Scan the data below and state the number of lines that include the word "glyph", adding no comment.

Segment Open

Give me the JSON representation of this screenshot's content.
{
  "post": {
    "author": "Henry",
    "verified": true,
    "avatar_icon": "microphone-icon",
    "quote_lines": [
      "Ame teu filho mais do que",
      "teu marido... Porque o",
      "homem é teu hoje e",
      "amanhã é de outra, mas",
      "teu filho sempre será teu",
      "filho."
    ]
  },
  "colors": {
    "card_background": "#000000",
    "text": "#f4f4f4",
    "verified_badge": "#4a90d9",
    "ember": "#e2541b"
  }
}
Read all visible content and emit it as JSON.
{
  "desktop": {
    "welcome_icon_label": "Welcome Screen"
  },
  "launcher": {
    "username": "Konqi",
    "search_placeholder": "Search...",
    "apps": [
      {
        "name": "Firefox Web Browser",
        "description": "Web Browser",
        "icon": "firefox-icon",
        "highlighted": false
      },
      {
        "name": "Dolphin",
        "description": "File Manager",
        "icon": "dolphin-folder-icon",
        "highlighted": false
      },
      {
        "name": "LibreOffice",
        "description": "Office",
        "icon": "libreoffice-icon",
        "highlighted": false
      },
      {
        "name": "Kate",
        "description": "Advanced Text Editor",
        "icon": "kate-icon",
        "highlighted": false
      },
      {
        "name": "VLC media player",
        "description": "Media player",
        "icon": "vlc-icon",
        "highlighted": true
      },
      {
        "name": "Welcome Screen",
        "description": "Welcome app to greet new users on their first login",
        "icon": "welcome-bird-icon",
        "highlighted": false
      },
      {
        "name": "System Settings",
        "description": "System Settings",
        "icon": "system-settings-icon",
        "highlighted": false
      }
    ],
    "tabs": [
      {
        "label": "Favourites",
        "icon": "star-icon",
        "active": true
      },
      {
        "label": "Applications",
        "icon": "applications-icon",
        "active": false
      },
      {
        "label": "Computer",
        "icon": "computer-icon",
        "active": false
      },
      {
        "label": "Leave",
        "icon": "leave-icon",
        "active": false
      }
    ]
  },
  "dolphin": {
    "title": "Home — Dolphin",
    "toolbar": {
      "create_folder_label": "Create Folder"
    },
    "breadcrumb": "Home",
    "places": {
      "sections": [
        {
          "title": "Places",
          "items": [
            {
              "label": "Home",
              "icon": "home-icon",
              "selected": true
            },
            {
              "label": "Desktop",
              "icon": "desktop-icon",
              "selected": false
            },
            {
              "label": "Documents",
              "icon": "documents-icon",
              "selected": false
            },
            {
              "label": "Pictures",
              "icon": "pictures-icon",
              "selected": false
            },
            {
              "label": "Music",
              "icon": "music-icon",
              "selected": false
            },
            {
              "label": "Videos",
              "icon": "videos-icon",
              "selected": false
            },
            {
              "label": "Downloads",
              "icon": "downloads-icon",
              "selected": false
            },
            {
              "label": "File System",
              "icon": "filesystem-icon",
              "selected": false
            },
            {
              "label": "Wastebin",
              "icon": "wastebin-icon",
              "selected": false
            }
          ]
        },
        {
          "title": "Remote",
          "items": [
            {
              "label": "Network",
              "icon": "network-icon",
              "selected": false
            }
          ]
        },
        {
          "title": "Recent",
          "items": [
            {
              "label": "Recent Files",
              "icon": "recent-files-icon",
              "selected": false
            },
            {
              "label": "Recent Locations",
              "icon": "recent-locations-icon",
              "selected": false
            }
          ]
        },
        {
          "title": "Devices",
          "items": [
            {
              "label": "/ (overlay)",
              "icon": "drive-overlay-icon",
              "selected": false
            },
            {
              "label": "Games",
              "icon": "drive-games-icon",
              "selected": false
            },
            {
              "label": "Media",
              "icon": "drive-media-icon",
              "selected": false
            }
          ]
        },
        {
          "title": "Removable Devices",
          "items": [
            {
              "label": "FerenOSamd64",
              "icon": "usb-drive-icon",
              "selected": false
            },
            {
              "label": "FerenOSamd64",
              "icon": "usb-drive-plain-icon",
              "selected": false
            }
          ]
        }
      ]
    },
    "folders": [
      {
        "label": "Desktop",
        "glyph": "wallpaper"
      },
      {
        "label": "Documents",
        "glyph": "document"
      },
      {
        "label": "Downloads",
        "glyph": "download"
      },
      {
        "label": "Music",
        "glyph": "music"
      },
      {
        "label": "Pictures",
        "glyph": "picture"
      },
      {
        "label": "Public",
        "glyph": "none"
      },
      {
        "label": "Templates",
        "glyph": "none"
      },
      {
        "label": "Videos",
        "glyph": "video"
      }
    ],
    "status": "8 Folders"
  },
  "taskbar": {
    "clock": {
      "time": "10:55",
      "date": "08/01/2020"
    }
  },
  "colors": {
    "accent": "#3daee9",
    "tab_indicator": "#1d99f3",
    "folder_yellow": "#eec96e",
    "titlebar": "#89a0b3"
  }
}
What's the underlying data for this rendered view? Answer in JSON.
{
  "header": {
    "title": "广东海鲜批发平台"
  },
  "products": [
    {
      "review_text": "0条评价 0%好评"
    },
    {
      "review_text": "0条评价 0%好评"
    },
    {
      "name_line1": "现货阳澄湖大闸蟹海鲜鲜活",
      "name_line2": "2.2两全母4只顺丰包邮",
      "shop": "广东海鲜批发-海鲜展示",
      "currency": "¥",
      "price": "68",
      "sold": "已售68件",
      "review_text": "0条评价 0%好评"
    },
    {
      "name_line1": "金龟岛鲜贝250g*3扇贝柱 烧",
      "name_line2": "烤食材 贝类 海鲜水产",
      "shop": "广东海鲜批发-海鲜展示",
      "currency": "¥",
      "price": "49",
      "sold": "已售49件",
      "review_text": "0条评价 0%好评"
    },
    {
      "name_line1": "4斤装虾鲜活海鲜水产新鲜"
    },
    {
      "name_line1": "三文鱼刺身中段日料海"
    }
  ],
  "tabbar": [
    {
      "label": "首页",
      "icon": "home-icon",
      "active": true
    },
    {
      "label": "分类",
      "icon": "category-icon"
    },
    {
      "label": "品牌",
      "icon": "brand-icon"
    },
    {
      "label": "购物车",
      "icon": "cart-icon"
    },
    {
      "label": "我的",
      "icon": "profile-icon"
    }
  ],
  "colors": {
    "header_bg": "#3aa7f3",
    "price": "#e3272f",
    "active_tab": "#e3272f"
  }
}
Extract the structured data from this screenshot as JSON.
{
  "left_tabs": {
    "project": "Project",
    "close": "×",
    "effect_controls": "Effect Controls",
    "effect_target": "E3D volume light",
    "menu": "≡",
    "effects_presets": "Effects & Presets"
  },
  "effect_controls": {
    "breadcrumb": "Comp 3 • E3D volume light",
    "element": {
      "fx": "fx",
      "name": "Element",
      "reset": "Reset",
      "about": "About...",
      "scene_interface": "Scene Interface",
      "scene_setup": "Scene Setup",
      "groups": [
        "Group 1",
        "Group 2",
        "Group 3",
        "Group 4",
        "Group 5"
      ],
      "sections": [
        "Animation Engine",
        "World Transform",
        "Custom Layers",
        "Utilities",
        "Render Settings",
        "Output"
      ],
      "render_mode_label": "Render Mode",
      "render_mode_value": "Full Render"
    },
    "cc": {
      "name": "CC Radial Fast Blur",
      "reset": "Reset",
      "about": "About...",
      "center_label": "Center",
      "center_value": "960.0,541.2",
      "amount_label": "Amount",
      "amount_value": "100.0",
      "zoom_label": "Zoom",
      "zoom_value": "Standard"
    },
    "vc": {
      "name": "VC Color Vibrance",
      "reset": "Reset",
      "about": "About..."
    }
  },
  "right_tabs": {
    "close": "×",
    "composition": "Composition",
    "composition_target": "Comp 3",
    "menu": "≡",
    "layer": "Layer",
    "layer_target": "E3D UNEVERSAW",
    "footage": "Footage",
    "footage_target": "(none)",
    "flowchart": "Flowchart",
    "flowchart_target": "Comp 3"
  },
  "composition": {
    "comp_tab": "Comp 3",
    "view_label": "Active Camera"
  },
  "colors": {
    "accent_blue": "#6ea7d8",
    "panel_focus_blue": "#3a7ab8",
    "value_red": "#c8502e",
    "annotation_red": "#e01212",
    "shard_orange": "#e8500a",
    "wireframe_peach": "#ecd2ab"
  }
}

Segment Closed

[Response box]
8